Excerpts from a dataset
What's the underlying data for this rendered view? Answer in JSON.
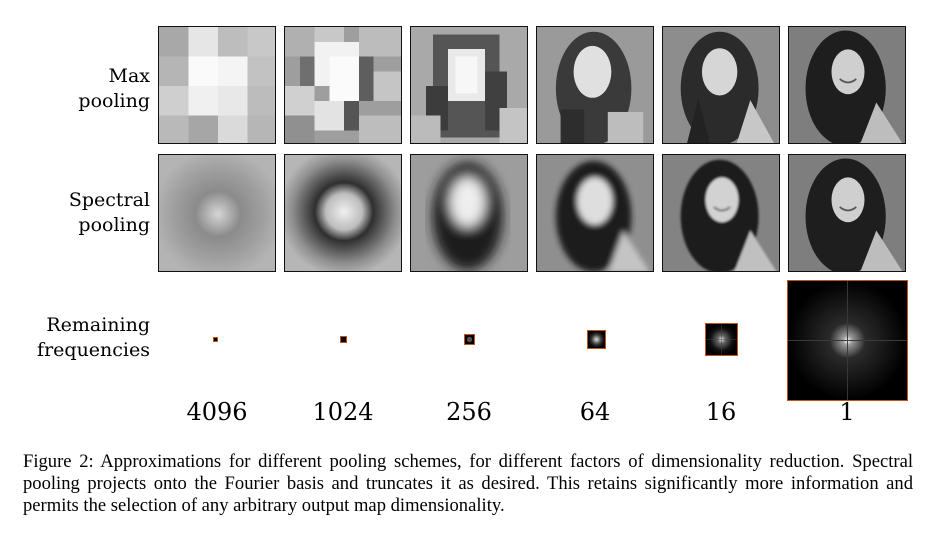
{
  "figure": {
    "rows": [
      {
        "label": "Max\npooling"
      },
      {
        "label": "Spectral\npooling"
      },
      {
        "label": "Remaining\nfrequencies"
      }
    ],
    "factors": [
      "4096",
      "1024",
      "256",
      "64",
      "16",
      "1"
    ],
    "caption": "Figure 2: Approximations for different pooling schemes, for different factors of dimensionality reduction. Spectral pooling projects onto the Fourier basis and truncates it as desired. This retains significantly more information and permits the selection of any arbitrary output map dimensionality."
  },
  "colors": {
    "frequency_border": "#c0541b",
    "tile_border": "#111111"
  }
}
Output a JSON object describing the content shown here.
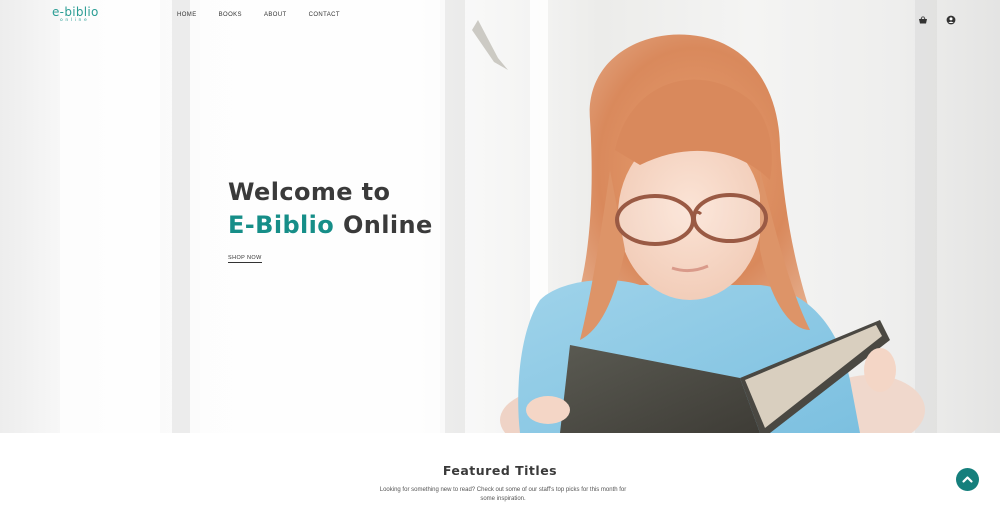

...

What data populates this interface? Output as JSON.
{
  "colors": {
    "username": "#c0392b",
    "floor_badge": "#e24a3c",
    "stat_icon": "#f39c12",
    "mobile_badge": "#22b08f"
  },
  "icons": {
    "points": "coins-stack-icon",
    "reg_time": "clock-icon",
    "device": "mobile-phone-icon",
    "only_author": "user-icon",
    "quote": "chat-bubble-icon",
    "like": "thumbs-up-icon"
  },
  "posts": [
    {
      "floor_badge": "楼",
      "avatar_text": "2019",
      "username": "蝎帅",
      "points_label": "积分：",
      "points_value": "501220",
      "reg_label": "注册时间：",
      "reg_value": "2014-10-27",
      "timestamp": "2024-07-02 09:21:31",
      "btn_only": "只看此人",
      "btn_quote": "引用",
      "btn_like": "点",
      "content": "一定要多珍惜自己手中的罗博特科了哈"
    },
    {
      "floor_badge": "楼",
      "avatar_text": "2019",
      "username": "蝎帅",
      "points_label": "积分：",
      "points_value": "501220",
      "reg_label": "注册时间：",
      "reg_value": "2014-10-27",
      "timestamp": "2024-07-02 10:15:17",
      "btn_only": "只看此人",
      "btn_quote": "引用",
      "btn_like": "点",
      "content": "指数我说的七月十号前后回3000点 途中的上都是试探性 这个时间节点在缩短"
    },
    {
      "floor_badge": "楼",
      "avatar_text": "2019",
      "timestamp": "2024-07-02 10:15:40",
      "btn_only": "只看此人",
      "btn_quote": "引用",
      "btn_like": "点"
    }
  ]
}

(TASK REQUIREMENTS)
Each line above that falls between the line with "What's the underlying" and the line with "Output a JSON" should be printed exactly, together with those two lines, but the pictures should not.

(RESULT FOR THIS EXERCISE)
What's the underlying data for this rendered view? Answer in JSON.
{
  "figure": {
    "rows": [
      {
        "label": "Max\npooling"
      },
      {
        "label": "Spectral\npooling"
      },
      {
        "label": "Remaining\nfrequencies"
      }
    ],
    "factors": [
      "4096",
      "1024",
      "256",
      "64",
      "16",
      "1"
    ],
    "caption": "Figure 2: Approximations for different pooling schemes, for different factors of dimensionality reduction. Spectral pooling projects onto the Fourier basis and truncates it as desired. This retains significantly more information and permits the selection of any arbitrary output map dimensionality."
  },
  "colors": {
    "frequency_border": "#c0541b",
    "tile_border": "#111111"
  }
}
Output a JSON object describing the content shown here.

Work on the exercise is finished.